--- INFORMATION GIVEN ---

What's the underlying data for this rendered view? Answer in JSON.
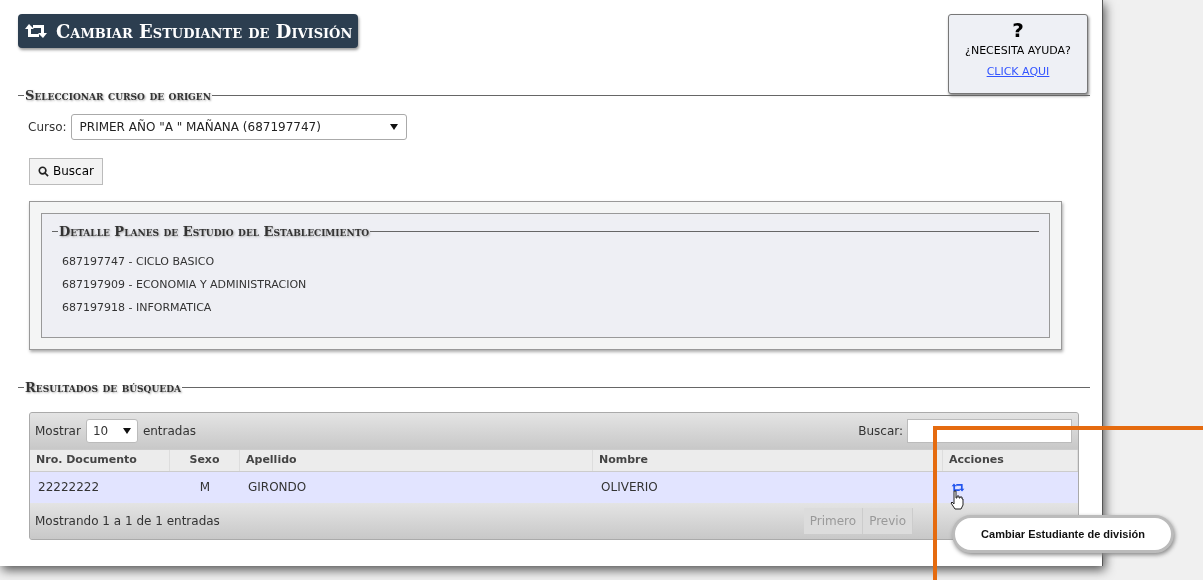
{
  "title": "Cambiar Estudiante de División",
  "help": {
    "icon": "?",
    "text": "¿NECESITA AYUDA?",
    "link": "CLICK AQUI"
  },
  "origin": {
    "legend": "Seleccionar curso de origen",
    "label": "Curso:",
    "value": "PRIMER AÑO \"A \" MAÑANA (687197747)",
    "button": "Buscar"
  },
  "plans": {
    "legend": "Detalle Planes de Estudio del Establecimiento",
    "items": [
      "687197747 - CICLO BASICO",
      "687197909 - ECONOMIA Y ADMINISTRACION",
      "687197918 - INFORMATICA"
    ]
  },
  "results": {
    "legend": "Resultados de búsqueda",
    "show_label": "Mostrar",
    "show_value": "10",
    "show_suffix": "entradas",
    "search_label": "Buscar:",
    "columns": [
      "Nro. Documento",
      "Sexo",
      "Apellido",
      "Nombre",
      "Acciones"
    ],
    "rows": [
      {
        "cells": [
          "22222222",
          "M",
          "GIRONDO",
          "OLIVERIO"
        ],
        "selected": true
      }
    ],
    "info": "Mostrando 1 a 1 de 1 entradas",
    "pager": [
      "Primero",
      "Previo"
    ]
  },
  "tooltip": "Cambiar Estudiante de división"
}
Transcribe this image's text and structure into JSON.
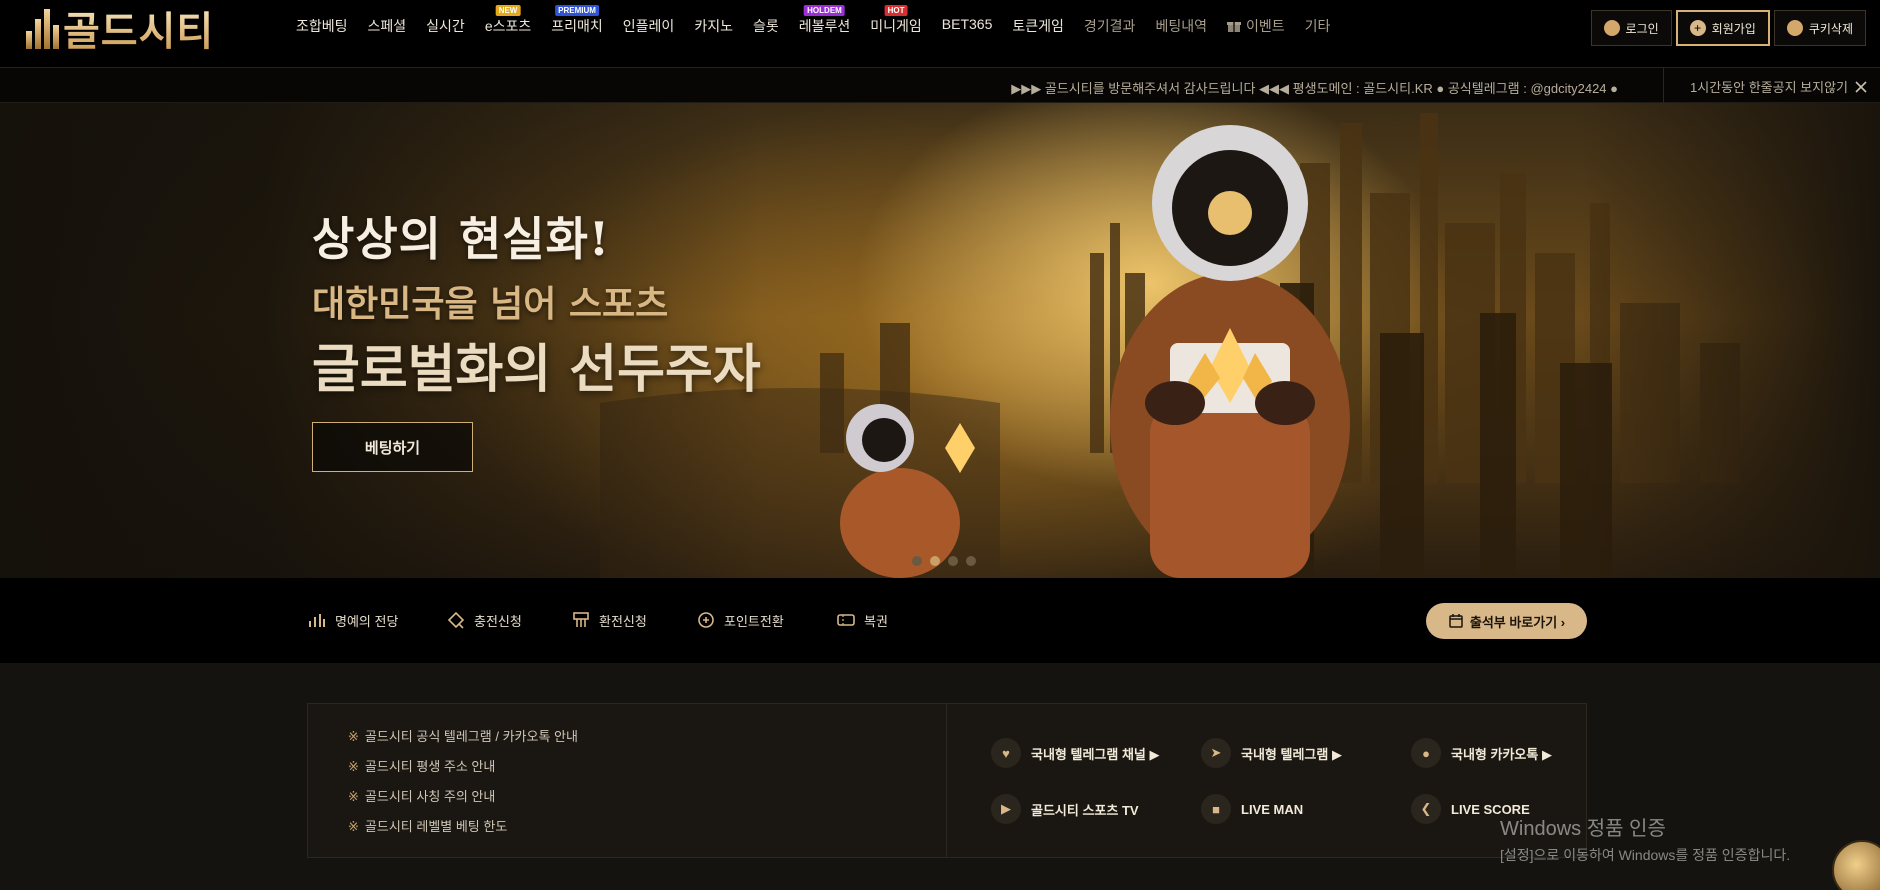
{
  "brand": {
    "logo_text": "골드시티"
  },
  "nav": {
    "items": [
      {
        "label": "조합베팅",
        "badge": ""
      },
      {
        "label": "스페셜",
        "badge": ""
      },
      {
        "label": "실시간",
        "badge": ""
      },
      {
        "label": "e스포츠",
        "badge": "NEW"
      },
      {
        "label": "프리매치",
        "badge": "PREMIUM"
      },
      {
        "label": "인플레이",
        "badge": ""
      },
      {
        "label": "카지노",
        "badge": ""
      },
      {
        "label": "슬롯",
        "badge": ""
      },
      {
        "label": "레볼루션",
        "badge": "HOLDEM"
      },
      {
        "label": "미니게임",
        "badge": "HOT"
      },
      {
        "label": "BET365",
        "badge": ""
      },
      {
        "label": "토큰게임",
        "badge": ""
      },
      {
        "label": "경기결과",
        "badge": ""
      },
      {
        "label": "베팅내역",
        "badge": ""
      },
      {
        "label": "이벤트",
        "badge": ""
      },
      {
        "label": "기타",
        "badge": ""
      }
    ],
    "badge_colors": {
      "NEW": "#e6a81d",
      "PREMIUM": "#2f53d6",
      "HOLDEM": "#9b2fd6",
      "HOT": "#d62f2f"
    }
  },
  "auth": {
    "login": "로그인",
    "signup": "회원가입",
    "clear_cookies": "쿠키삭제"
  },
  "ticker": {
    "text": "▶▶▶ 골드시티를 방문해주셔서 감사드립니다 ◀◀◀ 평생도메인 : 골드시티.KR ● 공식텔레그램 : @gdcity2424 ●",
    "hide_label": "1시간동안 한줄공지 보지않기"
  },
  "hero": {
    "title": "상상의 현실화!",
    "sub1": "대한민국을 넘어 스포츠",
    "sub2": "글로벌화의 선두주자",
    "cta": "베팅하기",
    "slides": 4,
    "active_slide": 2
  },
  "quick": {
    "items": [
      "명예의 전당",
      "충전신청",
      "환전신청",
      "포인트전환",
      "복권"
    ],
    "attendance": "출석부 바로가기 ›"
  },
  "info": {
    "notices": [
      "골드시티 공식 텔레그램 / 카카오톡 안내",
      "골드시티 평생 주소 안내",
      "골드시티 사칭 주의 안내",
      "골드시티 레벨별 베팅 한도"
    ],
    "notice_mark": "※",
    "links": [
      {
        "label": "국내형 텔레그램 채널 ▶",
        "icon": "bell-icon"
      },
      {
        "label": "국내형 텔레그램 ▶",
        "icon": "telegram-icon"
      },
      {
        "label": "국내형 카카오톡 ▶",
        "icon": "kakaotalk-icon"
      },
      {
        "label": "골드시티 스포츠 TV",
        "icon": "video-icon"
      },
      {
        "label": "LIVE MAN",
        "icon": "live-camera-icon"
      },
      {
        "label": "LIVE SCORE",
        "icon": "live-score-icon"
      }
    ]
  },
  "watermark": {
    "line1": "Windows 정품 인증",
    "line2": "[설정]으로 이동하여 Windows를 정품 인증합니다."
  }
}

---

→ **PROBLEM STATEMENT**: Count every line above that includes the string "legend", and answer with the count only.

→ **FINISHED TASK**: 3